Georgia’s hate crime law is less than a year old after Governor Kemp incorporated it into law last June.

ATLANTA – While we continue to receive new information about a series of deadly shootings in three subway spas in Atlanta, police said they have not yet completed their investigation and cannot yet label what happened as a hate crime.

Robert Aaron Long, a 21-year-old white man from Woodstock, Georgia, is the sole suspect for all three shootings. According to Cherokee County officials, the video surveillance at the Atlanta spas shows the same man and car as the video at the Cherokee County spa.

For a long time he told investigators that he was not racially motivated, but claimed that he was a sex addict and, according to the police, viewed these massage parlors as a temptation that he wanted to get rid of.

But many still believe this was an attack on the Asian American community, and many have wondered what would turn what happened into a hate crime.

11Alive referred this question to our legal analyst Page Pate. He said it is always difficult for a prosecutor to prove what is in a person’s mind or heart.

“How do you show exactly what motivated this particular crime? The only way to really do this is by looking at the things the accused may have said,” Pate explained. “Often times we will see that I will see this on social media, and maybe a person keeping a digestive or diary will find it from other evidence about that person’s life.”

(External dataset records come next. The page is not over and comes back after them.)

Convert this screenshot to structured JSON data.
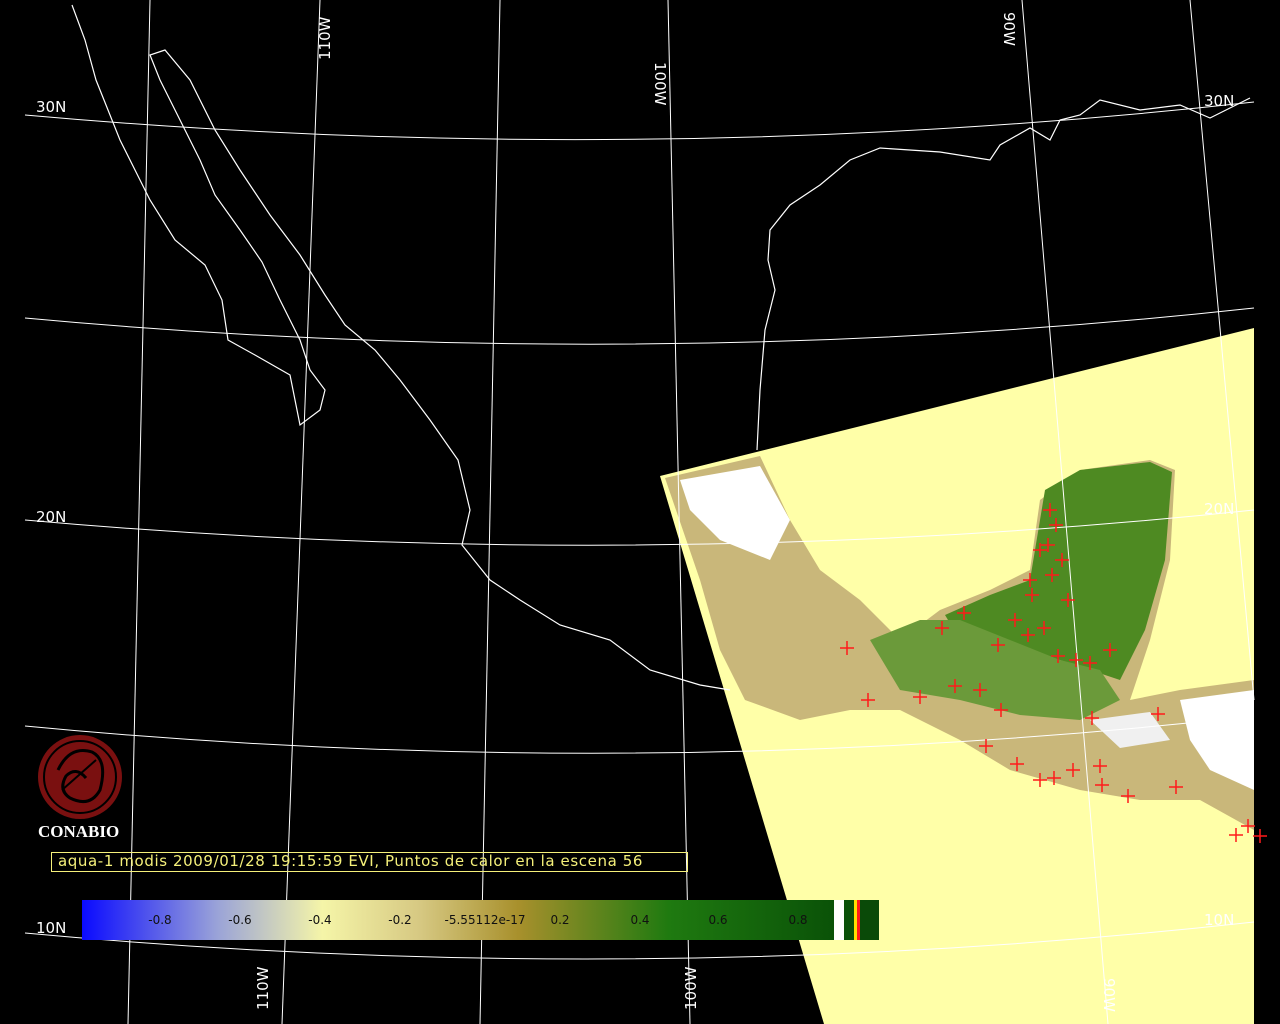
{
  "map": {
    "lon_labels_top": [
      "110W",
      "100W",
      "90W"
    ],
    "lon_labels_bottom": [
      "110W",
      "100W",
      "90W"
    ],
    "lat_labels_left": [
      "30N",
      "20N",
      "10N"
    ],
    "lat_labels_right": [
      "30N",
      "20N",
      "10N"
    ]
  },
  "title": "aqua-1 modis 2009/01/28 19:15:59 EVI, Puntos de calor en la escena 56",
  "logo": {
    "name": "CONABIO",
    "icon": "conabio-seal-icon",
    "color": "#8b1a1a"
  },
  "colorbar": {
    "ticks": [
      "-0.8",
      "-0.6",
      "-0.4",
      "-0.2",
      "-5.55112e-17",
      "0.2",
      "0.4",
      "0.6",
      "0.8"
    ],
    "colors": [
      "#0a0aff",
      "#9aa3d8",
      "#f5f5a8",
      "#d6c882",
      "#a8902c",
      "#1f7a10",
      "#0a5208"
    ]
  },
  "colors": {
    "water_no_data": "#ffffa8",
    "coast": "#ffffff",
    "hotspot": "#ff1a1a",
    "title": "#f5f07a"
  }
}
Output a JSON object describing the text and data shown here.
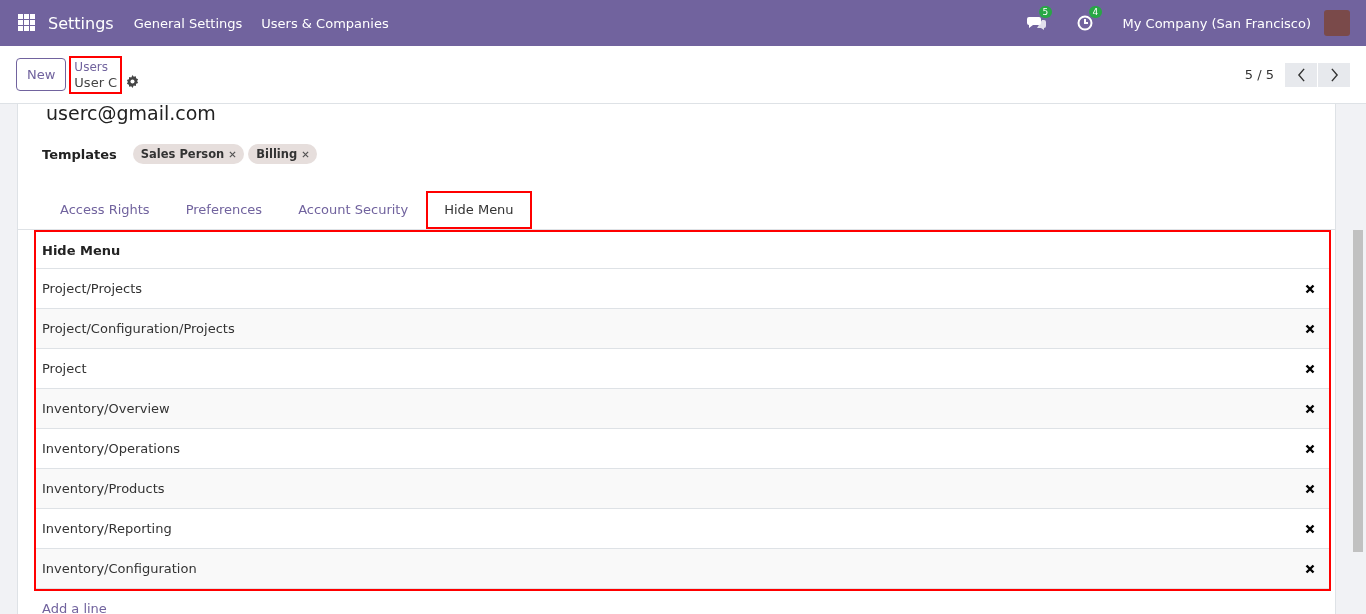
{
  "navbar": {
    "app": "Settings",
    "menus": [
      "General Settings",
      "Users & Companies"
    ],
    "messages_count": "5",
    "activities_count": "4",
    "company": "My Company (San Francisco)"
  },
  "control_panel": {
    "new_button": "New",
    "breadcrumb_parent": "Users",
    "breadcrumb_current": "User C",
    "highlighted": true,
    "pager": "5 / 5"
  },
  "form": {
    "title": "userc@gmail.com",
    "templates_label": "Templates",
    "templates": [
      "Sales Person",
      "Billing"
    ],
    "tabs": [
      {
        "label": "Access Rights",
        "selected": false,
        "highlighted": false
      },
      {
        "label": "Preferences",
        "selected": false,
        "highlighted": false
      },
      {
        "label": "Account Security",
        "selected": false,
        "highlighted": false
      },
      {
        "label": "Hide Menu",
        "selected": true,
        "highlighted": true
      }
    ],
    "table": {
      "highlighted": true,
      "columns": [
        "Hide Menu"
      ],
      "rows": [
        {
          "menu": "Project/Projects"
        },
        {
          "menu": "Project/Configuration/Projects"
        },
        {
          "menu": "Project"
        },
        {
          "menu": "Inventory/Overview"
        },
        {
          "menu": "Inventory/Operations"
        },
        {
          "menu": "Inventory/Products"
        },
        {
          "menu": "Inventory/Reporting"
        },
        {
          "menu": "Inventory/Configuration"
        }
      ],
      "add_line": "Add a line"
    }
  }
}
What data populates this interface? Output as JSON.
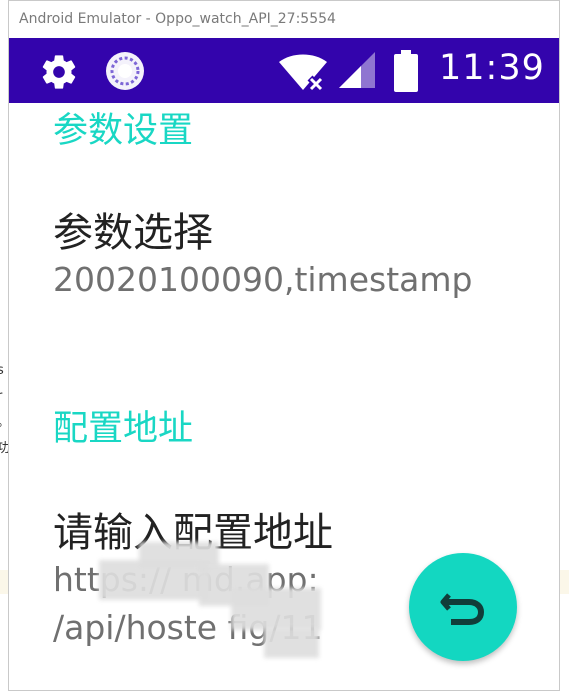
{
  "window": {
    "title": "Android Emulator - Oppo_watch_API_27:5554"
  },
  "status_bar": {
    "time": "11:39",
    "background_color": "#3304ac",
    "icons": [
      "gear-icon",
      "sync-icon",
      "wifi-off-icon",
      "cell-signal-icon",
      "battery-icon"
    ]
  },
  "settings": {
    "section_parameters": "参数设置",
    "param_select_title": "参数选择",
    "param_select_summary": "20020100090,timestamp",
    "section_config": "配置地址",
    "config_title": "请输入配置地址",
    "config_summary_line1": "https://                     md.app:",
    "config_summary_line2": "/api/hoste                 fig/11"
  },
  "fab": {
    "icon": "undo-icon",
    "color": "#13d7c1"
  },
  "accent_color": "#19d7c4"
}
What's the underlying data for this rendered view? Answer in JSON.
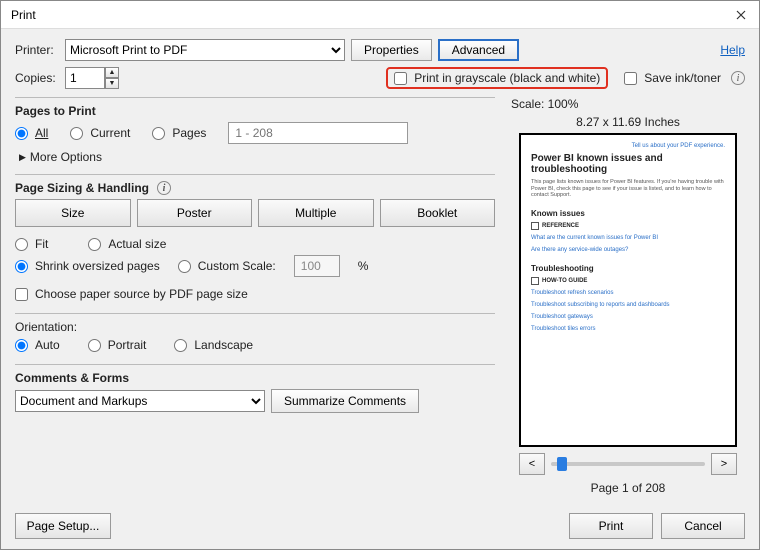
{
  "window": {
    "title": "Print"
  },
  "top": {
    "printer_label": "Printer:",
    "printer_value": "Microsoft Print to PDF",
    "properties_btn": "Properties",
    "advanced_btn": "Advanced",
    "help_link": "Help",
    "copies_label": "Copies:",
    "copies_value": "1",
    "grayscale_label": "Print in grayscale (black and white)",
    "save_ink_label": "Save ink/toner"
  },
  "pages": {
    "title": "Pages to Print",
    "all": "All",
    "current": "Current",
    "pages": "Pages",
    "range_placeholder": "1 - 208",
    "more_options": "More Options"
  },
  "sizing": {
    "title": "Page Sizing & Handling",
    "size_btn": "Size",
    "poster_btn": "Poster",
    "multiple_btn": "Multiple",
    "booklet_btn": "Booklet",
    "fit": "Fit",
    "actual": "Actual size",
    "shrink": "Shrink oversized pages",
    "custom": "Custom Scale:",
    "custom_value": "100",
    "pct": "%",
    "choose_paper": "Choose paper source by PDF page size"
  },
  "orientation": {
    "title": "Orientation:",
    "auto": "Auto",
    "portrait": "Portrait",
    "landscape": "Landscape"
  },
  "comments": {
    "title": "Comments & Forms",
    "value": "Document and Markups",
    "summarize": "Summarize Comments"
  },
  "preview": {
    "scale": "Scale: 100%",
    "dims": "8.27 x 11.69 Inches",
    "exp": "Tell us about your PDF experience.",
    "title": "Power BI known issues and troubleshooting",
    "desc": "This page lists known issues for Power BI features. If you're having trouble with Power BI, check this page to see if your issue is listed, and to learn how to contact Support.",
    "h1": "Known issues",
    "ref": "REFERENCE",
    "l1": "What are the current known issues for Power BI",
    "l2": "Are there any service-wide outages?",
    "h2": "Troubleshooting",
    "howto": "HOW-TO GUIDE",
    "l3": "Troubleshoot refresh scenarios",
    "l4": "Troubleshoot subscribing to reports and dashboards",
    "l5": "Troubleshoot gateways",
    "l6": "Troubleshoot tiles errors",
    "prev": "<",
    "next": ">",
    "page_of": "Page 1 of 208"
  },
  "footer": {
    "page_setup": "Page Setup...",
    "print": "Print",
    "cancel": "Cancel"
  }
}
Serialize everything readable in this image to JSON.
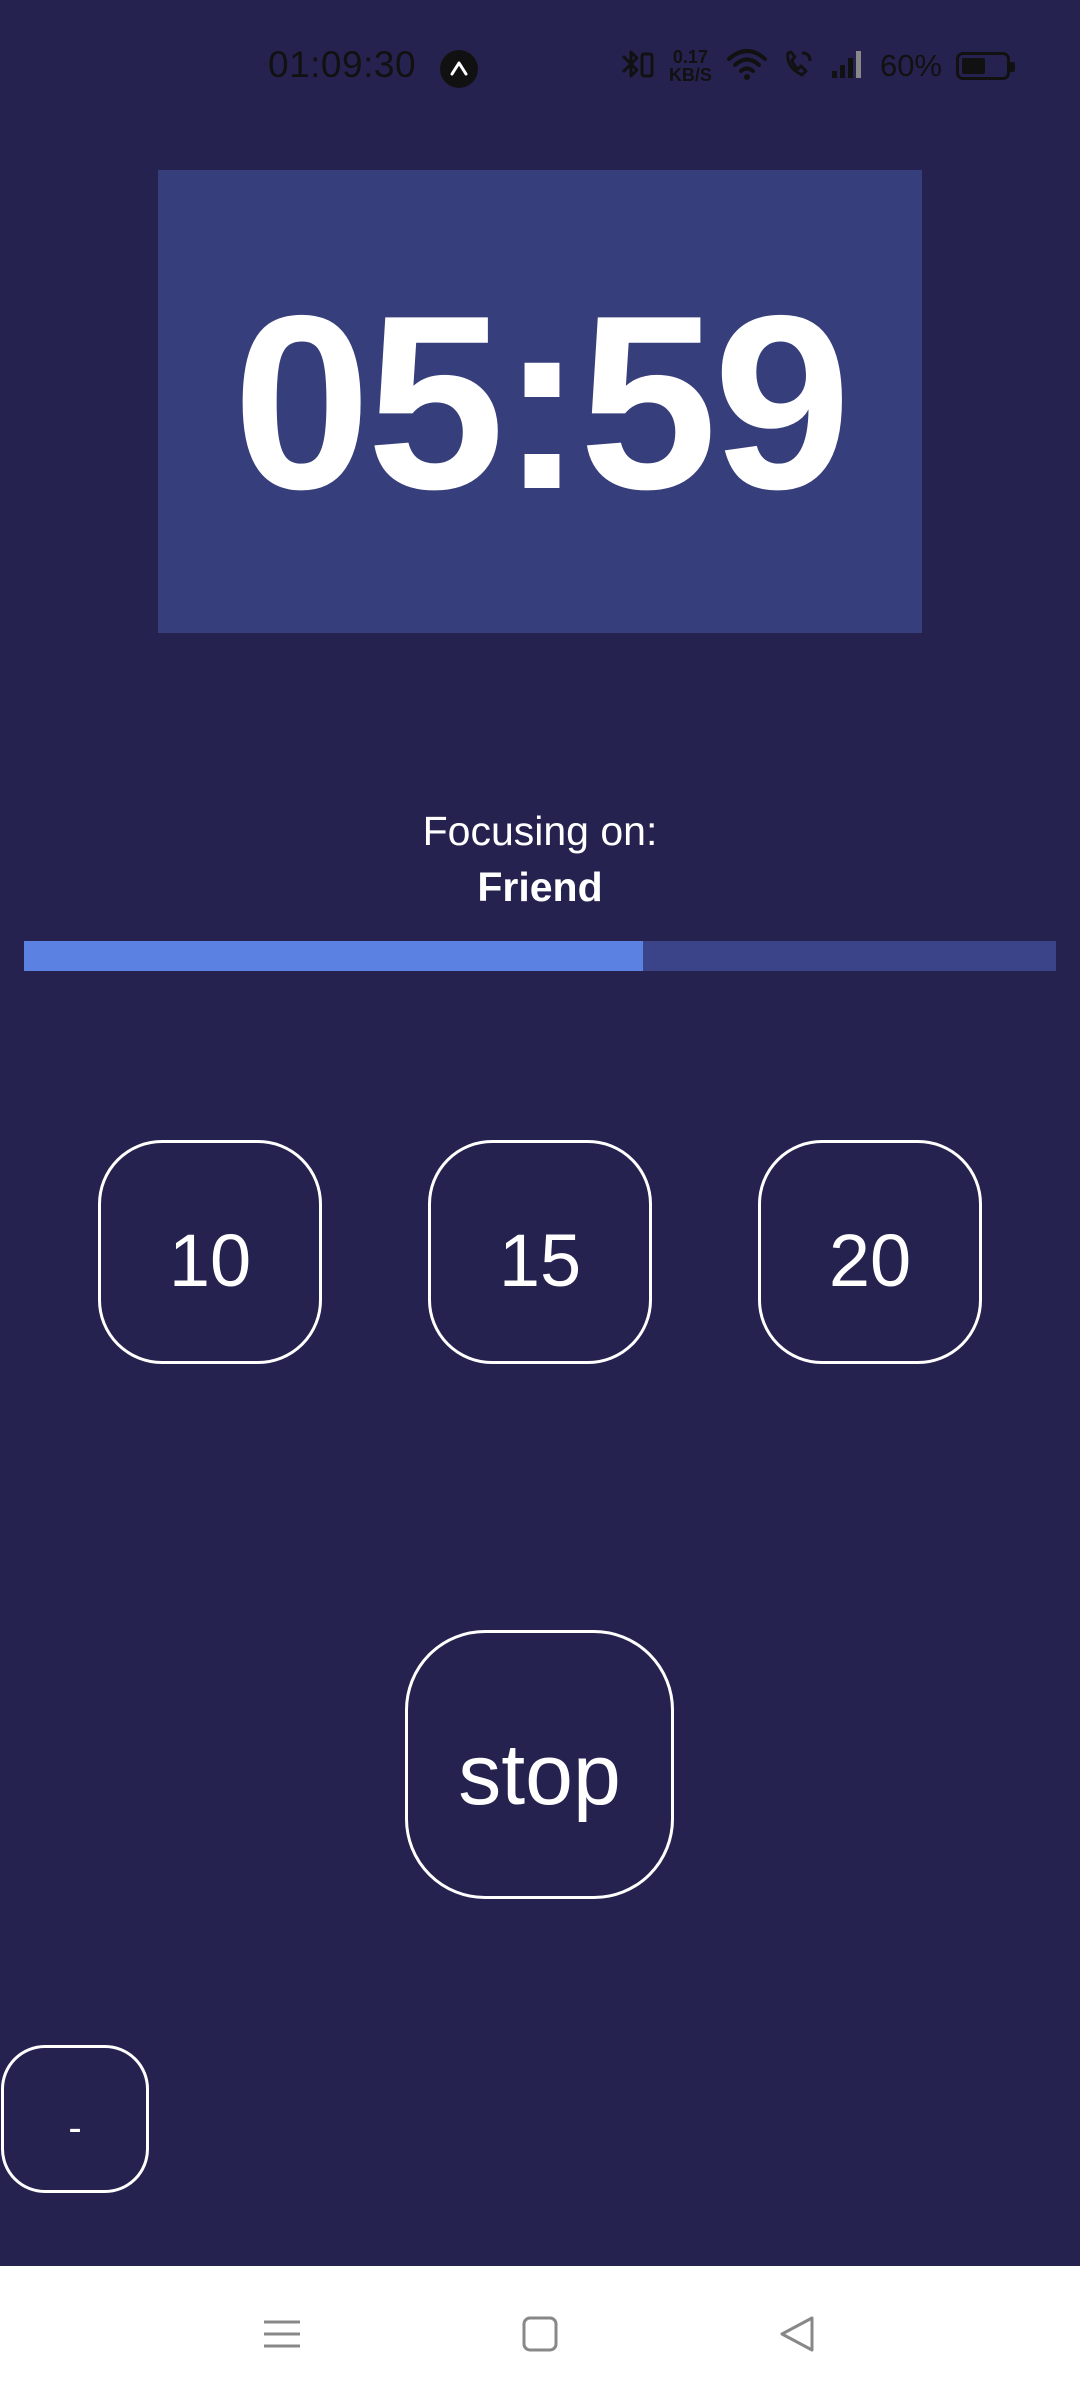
{
  "status_bar": {
    "time": "01:09:30",
    "net_speed_value": "0.17",
    "net_speed_unit": "KB/S",
    "battery_percent": "60%",
    "battery_level": 0.6,
    "icons": [
      "app-notification-icon",
      "bluetooth-icon",
      "wifi-icon",
      "wifi-calling-icon",
      "signal-icon",
      "battery-icon"
    ]
  },
  "timer": {
    "display": "05:59"
  },
  "focus": {
    "label": "Focusing on:",
    "name": "Friend"
  },
  "progress": {
    "value_fraction": 0.6
  },
  "presets": [
    {
      "label": "10"
    },
    {
      "label": "15"
    },
    {
      "label": "20"
    }
  ],
  "controls": {
    "stop_label": "stop",
    "minus_label": "-"
  },
  "nav": {
    "icons": [
      "menu-icon",
      "home-icon",
      "back-icon"
    ]
  },
  "colors": {
    "background": "#26224f",
    "timer_box": "#363f7b",
    "progress_track": "#3b4488",
    "progress_fill": "#5b82e2",
    "nav_bar": "#ffffff"
  }
}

Another question officials would ask: whether the person has shown “this kind of heat or animus towards a certain group in other parts of the world”.

“They look for such evidence and then look into the circumstances of the crime to see if there are any patterns,” Pate said. “Obviously we have a very obvious pattern in this case.”

The Georgia chapter and the national bureau of the American-Islamic Relations Council (CAIR) on Wednesday expressed their strong solidarity with the Asian-American community.

Over the past year, CAIR has repeatedly spoken out against anti-Asian attacks across the country as part of the COVID-19 pandemic.

“Hatred of the Asian-American community has been and is being fueled by the burning tenor of the racist rhetoric of some elected officials,” said Murtaza Khwaja, legal and political director of CAIR-Georgia, in a statement. “From the pejorative designation of the coronavirus as the ‘China virus’ to the xenophobic immigration policies of yesterday and today, women, low-income families and people of color continue to be the main victims. Yesterday’s tragedy needs to be scrutinized for what they are seems.” a hate crime. “

Georgia’s hate crime law is less than a year old after Governor Brian Kemp put it into law last June.

Ahmaud Arbery was assassinated in South Georgia. Before it was signed, Georgia was one of only four states in the United States that didn’t have a hate crime law on the books.

Bill HB426 was passed in the Senate by a margin of 47 to 6. The move was sent back to the House to discuss Senate changes, including data collection and reporting requirements and the addition of gender as a protected factor.

The measure provides for additional penalties for crimes motivated by the race, skin color, religion, national origin, gender, sexual orientation, gender or disability of a victim.

Bipartisan support for the move had been called into question when Republicans added protective measures for first responders to the bill. However, these safeguards have been removed from the bill and included in another measure that has also been passed.